echo -n " "
echo -e "\r"

, although it would probably be better if you replaced $COLUMNS with a calculated number, rather than just setting 80 or the environment setting.

Also, if you would like to use @Stu 's solution, the following code /should/ work:
echo -e "\x1B[1A"
Where \x1B = ASCII ESC, and [1A is the ANSI code for move cursor up 1 line (see http://isthe.c…).

Remember, all the above require -e to echo - otherwise the escape sequences (\r, \x) just get printed out literally.

Dec. 30, 2008, 10:52 a.m. #
You probably want to use `printf` instead of `echo -e`.

Nice bit it trickery there!

Does anyone have ideas on how to modify the script to handle file names that have spaces in them?

Feb. 2, 2009, 9:17 a.m. #

This is exactly what i wanted.Cheers mate.

Feb. 20, 2009, 9:37 a.m. #

Holy crap! This is awesome.

May 18, 2009, 2:12 p.m. #

hahaha :)

March 4, 2010, 1:15 a.m. #

I wonder if monitoring a running cp through /proc/<pid>/fdinfo/... wouldn't cause much less overhead than using strace.

March 4, 2010, 6:53 a.m. #
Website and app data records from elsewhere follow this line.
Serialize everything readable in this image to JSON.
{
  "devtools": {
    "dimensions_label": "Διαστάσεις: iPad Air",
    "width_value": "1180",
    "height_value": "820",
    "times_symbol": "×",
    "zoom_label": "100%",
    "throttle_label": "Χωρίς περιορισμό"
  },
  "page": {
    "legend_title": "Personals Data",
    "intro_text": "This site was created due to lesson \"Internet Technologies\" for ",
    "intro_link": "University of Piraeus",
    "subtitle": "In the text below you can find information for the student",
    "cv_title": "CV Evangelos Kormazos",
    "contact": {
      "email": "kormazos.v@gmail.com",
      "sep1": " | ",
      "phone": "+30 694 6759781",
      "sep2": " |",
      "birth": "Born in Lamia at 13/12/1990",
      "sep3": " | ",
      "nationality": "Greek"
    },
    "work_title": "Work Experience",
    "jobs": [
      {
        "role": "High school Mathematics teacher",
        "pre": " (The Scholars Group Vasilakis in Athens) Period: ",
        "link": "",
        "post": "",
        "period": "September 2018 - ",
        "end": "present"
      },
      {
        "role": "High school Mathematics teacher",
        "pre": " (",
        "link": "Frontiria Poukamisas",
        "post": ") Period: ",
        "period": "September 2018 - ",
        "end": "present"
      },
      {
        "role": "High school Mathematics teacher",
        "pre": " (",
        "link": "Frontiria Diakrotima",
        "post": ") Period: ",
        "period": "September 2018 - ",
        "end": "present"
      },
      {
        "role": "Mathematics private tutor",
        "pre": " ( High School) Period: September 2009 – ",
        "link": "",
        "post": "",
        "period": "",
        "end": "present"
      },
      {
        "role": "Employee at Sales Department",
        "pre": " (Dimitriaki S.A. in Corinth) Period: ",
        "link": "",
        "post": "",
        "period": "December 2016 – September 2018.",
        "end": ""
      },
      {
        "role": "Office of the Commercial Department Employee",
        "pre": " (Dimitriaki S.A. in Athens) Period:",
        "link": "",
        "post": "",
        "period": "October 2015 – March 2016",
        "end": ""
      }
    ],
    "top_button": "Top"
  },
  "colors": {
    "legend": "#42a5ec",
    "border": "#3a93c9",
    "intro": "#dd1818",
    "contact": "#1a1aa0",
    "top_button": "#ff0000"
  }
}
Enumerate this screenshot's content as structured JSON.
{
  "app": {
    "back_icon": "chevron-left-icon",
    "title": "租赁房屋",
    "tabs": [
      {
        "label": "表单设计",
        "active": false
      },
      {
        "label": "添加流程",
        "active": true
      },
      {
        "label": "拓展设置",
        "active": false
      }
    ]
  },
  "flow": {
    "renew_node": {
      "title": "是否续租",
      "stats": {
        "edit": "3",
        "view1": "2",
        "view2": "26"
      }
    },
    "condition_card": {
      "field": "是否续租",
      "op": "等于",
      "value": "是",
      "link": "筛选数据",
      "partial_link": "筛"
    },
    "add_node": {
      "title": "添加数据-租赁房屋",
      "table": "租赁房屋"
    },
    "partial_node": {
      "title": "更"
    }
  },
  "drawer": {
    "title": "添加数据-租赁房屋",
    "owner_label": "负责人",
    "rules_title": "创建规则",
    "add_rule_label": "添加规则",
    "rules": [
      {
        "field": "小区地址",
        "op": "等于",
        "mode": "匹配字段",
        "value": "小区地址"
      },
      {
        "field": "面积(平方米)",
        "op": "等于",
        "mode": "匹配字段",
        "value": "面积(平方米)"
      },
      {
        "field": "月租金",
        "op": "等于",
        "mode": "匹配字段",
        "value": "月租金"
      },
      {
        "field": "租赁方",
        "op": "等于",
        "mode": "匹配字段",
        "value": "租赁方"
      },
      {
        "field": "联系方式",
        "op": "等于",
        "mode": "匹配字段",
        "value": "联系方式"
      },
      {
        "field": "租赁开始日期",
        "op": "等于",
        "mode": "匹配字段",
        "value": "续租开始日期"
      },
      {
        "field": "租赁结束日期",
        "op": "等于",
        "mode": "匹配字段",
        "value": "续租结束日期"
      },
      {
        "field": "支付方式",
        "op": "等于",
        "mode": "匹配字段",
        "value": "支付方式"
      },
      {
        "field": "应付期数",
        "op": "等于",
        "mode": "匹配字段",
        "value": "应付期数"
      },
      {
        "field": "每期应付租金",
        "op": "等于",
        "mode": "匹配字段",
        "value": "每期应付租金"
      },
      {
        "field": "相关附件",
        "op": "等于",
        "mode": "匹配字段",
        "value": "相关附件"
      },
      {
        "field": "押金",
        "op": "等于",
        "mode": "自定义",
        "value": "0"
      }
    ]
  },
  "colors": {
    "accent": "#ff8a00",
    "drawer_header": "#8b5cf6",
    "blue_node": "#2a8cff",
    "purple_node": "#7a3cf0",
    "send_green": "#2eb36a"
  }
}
Comments are closed as they are just too depressing to receive anymore.

March 4, 2010, 2:24 p.m. #